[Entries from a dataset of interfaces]
------------------------------------------------------------------------

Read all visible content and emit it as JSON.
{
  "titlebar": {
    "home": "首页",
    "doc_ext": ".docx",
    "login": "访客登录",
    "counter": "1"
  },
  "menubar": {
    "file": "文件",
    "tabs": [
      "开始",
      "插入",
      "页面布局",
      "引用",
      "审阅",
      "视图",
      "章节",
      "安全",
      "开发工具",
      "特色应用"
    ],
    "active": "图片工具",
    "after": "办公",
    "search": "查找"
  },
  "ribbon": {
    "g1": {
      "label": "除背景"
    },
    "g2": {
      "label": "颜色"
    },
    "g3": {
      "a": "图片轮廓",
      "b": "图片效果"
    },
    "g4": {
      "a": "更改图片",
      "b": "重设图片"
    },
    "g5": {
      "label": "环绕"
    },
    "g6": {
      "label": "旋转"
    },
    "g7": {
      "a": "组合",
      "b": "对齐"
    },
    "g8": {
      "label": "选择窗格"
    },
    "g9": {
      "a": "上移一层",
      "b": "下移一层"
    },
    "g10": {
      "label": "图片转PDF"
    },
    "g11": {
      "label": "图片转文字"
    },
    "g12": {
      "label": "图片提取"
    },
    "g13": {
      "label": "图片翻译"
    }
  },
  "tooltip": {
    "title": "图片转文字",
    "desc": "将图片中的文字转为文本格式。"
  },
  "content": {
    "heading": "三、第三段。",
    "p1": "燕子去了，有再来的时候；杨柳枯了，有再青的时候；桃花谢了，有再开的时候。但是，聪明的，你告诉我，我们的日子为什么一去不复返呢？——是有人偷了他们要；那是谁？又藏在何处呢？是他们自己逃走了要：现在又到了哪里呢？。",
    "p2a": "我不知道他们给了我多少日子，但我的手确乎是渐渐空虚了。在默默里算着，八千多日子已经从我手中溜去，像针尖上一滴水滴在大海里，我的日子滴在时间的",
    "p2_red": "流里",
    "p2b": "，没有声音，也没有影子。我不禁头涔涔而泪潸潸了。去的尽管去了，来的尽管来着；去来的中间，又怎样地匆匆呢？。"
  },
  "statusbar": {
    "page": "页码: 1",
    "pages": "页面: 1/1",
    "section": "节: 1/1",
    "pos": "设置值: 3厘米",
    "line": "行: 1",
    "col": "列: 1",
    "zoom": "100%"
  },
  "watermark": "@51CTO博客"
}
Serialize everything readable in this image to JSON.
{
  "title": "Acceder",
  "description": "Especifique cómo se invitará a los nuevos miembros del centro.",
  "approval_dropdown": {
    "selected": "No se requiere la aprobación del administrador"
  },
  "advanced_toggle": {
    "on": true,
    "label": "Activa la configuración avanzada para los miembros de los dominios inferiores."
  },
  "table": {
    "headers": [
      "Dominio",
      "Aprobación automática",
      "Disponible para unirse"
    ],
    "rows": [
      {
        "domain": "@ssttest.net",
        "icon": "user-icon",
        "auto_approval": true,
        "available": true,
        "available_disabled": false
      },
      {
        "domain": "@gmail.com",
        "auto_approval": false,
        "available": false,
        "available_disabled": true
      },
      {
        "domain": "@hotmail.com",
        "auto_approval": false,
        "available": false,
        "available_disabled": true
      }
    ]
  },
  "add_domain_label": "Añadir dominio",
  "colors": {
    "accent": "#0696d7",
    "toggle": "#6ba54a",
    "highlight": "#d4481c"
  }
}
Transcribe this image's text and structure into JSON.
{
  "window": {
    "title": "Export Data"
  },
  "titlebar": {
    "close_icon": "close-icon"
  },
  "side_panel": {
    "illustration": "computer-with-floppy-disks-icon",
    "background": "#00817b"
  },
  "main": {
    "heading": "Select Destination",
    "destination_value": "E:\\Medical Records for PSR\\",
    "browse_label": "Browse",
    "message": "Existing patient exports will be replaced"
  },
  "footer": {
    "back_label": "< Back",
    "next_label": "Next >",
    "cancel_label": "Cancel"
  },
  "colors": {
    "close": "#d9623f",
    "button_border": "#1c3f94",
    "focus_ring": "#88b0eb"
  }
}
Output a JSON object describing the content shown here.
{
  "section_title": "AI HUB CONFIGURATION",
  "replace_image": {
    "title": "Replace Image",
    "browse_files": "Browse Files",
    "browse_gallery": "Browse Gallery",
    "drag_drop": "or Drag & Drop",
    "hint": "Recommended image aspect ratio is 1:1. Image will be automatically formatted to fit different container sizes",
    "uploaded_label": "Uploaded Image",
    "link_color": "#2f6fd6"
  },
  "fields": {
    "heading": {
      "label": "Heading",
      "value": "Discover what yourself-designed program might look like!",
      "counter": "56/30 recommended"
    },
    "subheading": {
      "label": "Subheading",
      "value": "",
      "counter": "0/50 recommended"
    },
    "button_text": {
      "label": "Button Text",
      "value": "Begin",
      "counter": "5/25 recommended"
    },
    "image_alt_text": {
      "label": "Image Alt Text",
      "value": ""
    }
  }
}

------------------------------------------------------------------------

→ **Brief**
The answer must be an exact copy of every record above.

→ **Written answer**
Read all visible content and emit it as JSON.
{
  "titlebar": {
    "home": "首页",
    "doc_ext": ".docx",
    "login": "访客登录",
    "counter": "1"
  },
  "menubar": {
    "file": "文件",
    "tabs": [
      "开始",
      "插入",
      "页面布局",
      "引用",
      "审阅",
      "视图",
      "章节",
      "安全",
      "开发工具",
      "特色应用"
    ],
    "active": "图片工具",
    "after": "办公",
    "search": "查找"
  },
  "ribbon": {
    "g1": {
      "label": "除背景"
    },
    "g2": {
      "label": "颜色"
    },
    "g3": {
      "a": "图片轮廓",
      "b": "图片效果"
    },
    "g4": {
      "a": "更改图片",
      "b": "重设图片"
    },
    "g5": {
      "label": "环绕"
    },
    "g6": {
      "label": "旋转"
    },
    "g7": {
      "a": "组合",
      "b": "对齐"
    },
    "g8": {
      "label": "选择窗格"
    },
    "g9": {
      "a": "上移一层",
      "b": "下移一层"
    },
    "g10": {
      "label": "图片转PDF"
    },
    "g11": {
      "label": "图片转文字"
    },
    "g12": {
      "label": "图片提取"
    },
    "g13": {
      "label": "图片翻译"
    }
  },
  "tooltip": {
    "title": "图片转文字",
    "desc": "将图片中的文字转为文本格式。"
  },
  "content": {
    "heading": "三、第三段。",
    "p1": "燕子去了，有再来的时候；杨柳枯了，有再青的时候；桃花谢了，有再开的时候。但是，聪明的，你告诉我，我们的日子为什么一去不复返呢？——是有人偷了他们要；那是谁？又藏在何处呢？是他们自己逃走了要：现在又到了哪里呢？。",
    "p2a": "我不知道他们给了我多少日子，但我的手确乎是渐渐空虚了。在默默里算着，八千多日子已经从我手中溜去，像针尖上一滴水滴在大海里，我的日子滴在时间的",
    "p2_red": "流里",
    "p2b": "，没有声音，也没有影子。我不禁头涔涔而泪潸潸了。去的尽管去了，来的尽管来着；去来的中间，又怎样地匆匆呢？。"
  },
  "statusbar": {
    "page": "页码: 1",
    "pages": "页面: 1/1",
    "section": "节: 1/1",
    "pos": "设置值: 3厘米",
    "line": "行: 1",
    "col": "列: 1",
    "zoom": "100%"
  },
  "watermark": "@51CTO博客"
}
Serialize everything readable in this image to JSON.
{
  "title": "Acceder",
  "description": "Especifique cómo se invitará a los nuevos miembros del centro.",
  "approval_dropdown": {
    "selected": "No se requiere la aprobación del administrador"
  },
  "advanced_toggle": {
    "on": true,
    "label": "Activa la configuración avanzada para los miembros de los dominios inferiores."
  },
  "table": {
    "headers": [
      "Dominio",
      "Aprobación automática",
      "Disponible para unirse"
    ],
    "rows": [
      {
        "domain": "@ssttest.net",
        "icon": "user-icon",
        "auto_approval": true,
        "available": true,
        "available_disabled": false
      },
      {
        "domain": "@gmail.com",
        "auto_approval": false,
        "available": false,
        "available_disabled": true
      },
      {
        "domain": "@hotmail.com",
        "auto_approval": false,
        "available": false,
        "available_disabled": true
      }
    ]
  },
  "add_domain_label": "Añadir dominio",
  "colors": {
    "accent": "#0696d7",
    "toggle": "#6ba54a",
    "highlight": "#d4481c"
  }
}
Transcribe this image's text and structure into JSON.
{
  "window": {
    "title": "Export Data"
  },
  "titlebar": {
    "close_icon": "close-icon"
  },
  "side_panel": {
    "illustration": "computer-with-floppy-disks-icon",
    "background": "#00817b"
  },
  "main": {
    "heading": "Select Destination",
    "destination_value": "E:\\Medical Records for PSR\\",
    "browse_label": "Browse",
    "message": "Existing patient exports will be replaced"
  },
  "footer": {
    "back_label": "< Back",
    "next_label": "Next >",
    "cancel_label": "Cancel"
  },
  "colors": {
    "close": "#d9623f",
    "button_border": "#1c3f94",
    "focus_ring": "#88b0eb"
  }
}
Output a JSON object describing the content shown here.
{
  "section_title": "AI HUB CONFIGURATION",
  "replace_image": {
    "title": "Replace Image",
    "browse_files": "Browse Files",
    "browse_gallery": "Browse Gallery",
    "drag_drop": "or Drag & Drop",
    "hint": "Recommended image aspect ratio is 1:1. Image will be automatically formatted to fit different container sizes",
    "uploaded_label": "Uploaded Image",
    "link_color": "#2f6fd6"
  },
  "fields": {
    "heading": {
      "label": "Heading",
      "value": "Discover what yourself-designed program might look like!",
      "counter": "56/30 recommended"
    },
    "subheading": {
      "label": "Subheading",
      "value": "",
      "counter": "0/50 recommended"
    },
    "button_text": {
      "label": "Button Text",
      "value": "Begin",
      "counter": "5/25 recommended"
    },
    "image_alt_text": {
      "label": "Image Alt Text",
      "value": ""
    }
  }
}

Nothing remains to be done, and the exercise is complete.